Yeah so we’ve got families - a primary income earner on $50,000, with a secondary income earner on $15,000, collectively pay $12,000 of tax and get back almost exactly the same amount in the family benefit system. It is inefficient; it’s complicated; its wasteful.

PATRICIA KARVELAS:

Can I get a confirmation from you that you are working on more reforms based on that McClure report for this budget in May.

MINISTER PORTER:

Ah yep that’s part of the things that we are looking at absolutely. But we are also looking at churn and we’re looking at welfare to work traps and I think that any government has to sensibly look at the way they can achievably make the system simpler, and fairer.

PATRICIA KARVELAS:

So we will see that in the budget. There will be welfare to work strategy in this budget that we are looking at. Because the Treasurer raised yesterday this middle class welfare issue that he is worried about it still. Are you both working together to deal with it?

MINISTER PORTER:

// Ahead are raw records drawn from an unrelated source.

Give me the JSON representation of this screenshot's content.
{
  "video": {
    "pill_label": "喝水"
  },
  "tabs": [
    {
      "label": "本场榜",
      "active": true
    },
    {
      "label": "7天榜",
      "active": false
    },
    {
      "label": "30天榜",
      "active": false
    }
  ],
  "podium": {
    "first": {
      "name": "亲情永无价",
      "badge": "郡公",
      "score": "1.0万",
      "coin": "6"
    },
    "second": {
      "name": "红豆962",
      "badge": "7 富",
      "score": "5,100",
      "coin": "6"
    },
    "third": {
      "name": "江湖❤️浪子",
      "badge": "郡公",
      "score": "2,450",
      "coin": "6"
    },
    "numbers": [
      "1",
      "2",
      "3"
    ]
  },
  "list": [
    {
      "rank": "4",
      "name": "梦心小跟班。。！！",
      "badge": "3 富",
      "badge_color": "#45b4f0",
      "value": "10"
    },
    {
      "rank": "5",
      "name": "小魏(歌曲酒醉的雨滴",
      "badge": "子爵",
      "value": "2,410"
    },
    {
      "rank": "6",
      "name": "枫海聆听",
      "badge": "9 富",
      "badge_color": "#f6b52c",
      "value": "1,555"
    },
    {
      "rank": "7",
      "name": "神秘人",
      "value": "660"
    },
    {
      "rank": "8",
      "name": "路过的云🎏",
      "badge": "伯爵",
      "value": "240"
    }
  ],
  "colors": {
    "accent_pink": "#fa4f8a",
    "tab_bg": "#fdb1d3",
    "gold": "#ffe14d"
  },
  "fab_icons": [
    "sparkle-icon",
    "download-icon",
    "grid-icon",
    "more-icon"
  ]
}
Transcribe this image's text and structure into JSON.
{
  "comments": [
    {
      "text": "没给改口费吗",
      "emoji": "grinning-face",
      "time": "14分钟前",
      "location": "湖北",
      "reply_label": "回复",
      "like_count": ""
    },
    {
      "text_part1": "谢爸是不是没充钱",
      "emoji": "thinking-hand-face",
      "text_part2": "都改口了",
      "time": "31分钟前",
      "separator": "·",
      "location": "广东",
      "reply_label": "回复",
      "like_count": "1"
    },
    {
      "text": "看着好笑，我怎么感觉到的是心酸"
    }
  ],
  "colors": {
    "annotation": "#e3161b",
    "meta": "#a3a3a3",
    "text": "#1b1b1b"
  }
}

Yes, look you’ll obviously have to wait for the budget to see what is in the budget. But core to the portfolio responsibilities that I’ve got is finding ways to simplify the system. But to reward people for working more and trying to end welfare to work traps where if you move up a tax bracket and then not long after that find that your income means that you lose a payment, that you are actually finding that you are presented with incredibly high effective marginal tax rates, and low incentive to earn more money. Now that’s a terrible situation for families to be in, but that is the result of years and years and years of welfare payments simply being added to the pot.

PATRICIA KARVELAS:

Before I let you go if I can just turn to politics here in Western Australia. Federal Labor is losing its only three MPs and one of them Gary Gray says Bill Shorten will lose the election. He told RN Breakfast that very thing. Is it time to dance on some political graves here?

MINISTER PORTER:

Whose?

PATRICIA KARVELAS:

Labor’s. Are you going to try and get those seats, do you think you can?

MINISTER PORTER:

Politics is competitive. I mean I think you’ve never got a better chance to win seats than when long-standing members retire. And Gary Gray’s been a good member for his seat, but he has indicated that he is retiring. So of course we’ll be working very hard to win those, but this is all about the fact that elections are very competitive. Gary Gray’s got a view about what might happen. I’m not a fortune teller, but this is an incredibly competitive environment.

PATRICIA KARVELAS:

Do you agree with his assessment?

MINISTER PORTER:

Look, I don’t know. That’s his assessment and you’ll have to ask him questions about that assessment. But every election is hard fought and nothing can be taken for granted. And we’ve had great success in Western Australia as a Liberal party. But that is about hard work, it is about devising policies that are right for the state and I think it’s about having realistic conversations and honest conversations with people like we are trying to have in the welfare space.

PATRICIA KARVELAS:

Thank you so much for joining us here.

MINISTER PORTER:

Pleasure.

(ENDS)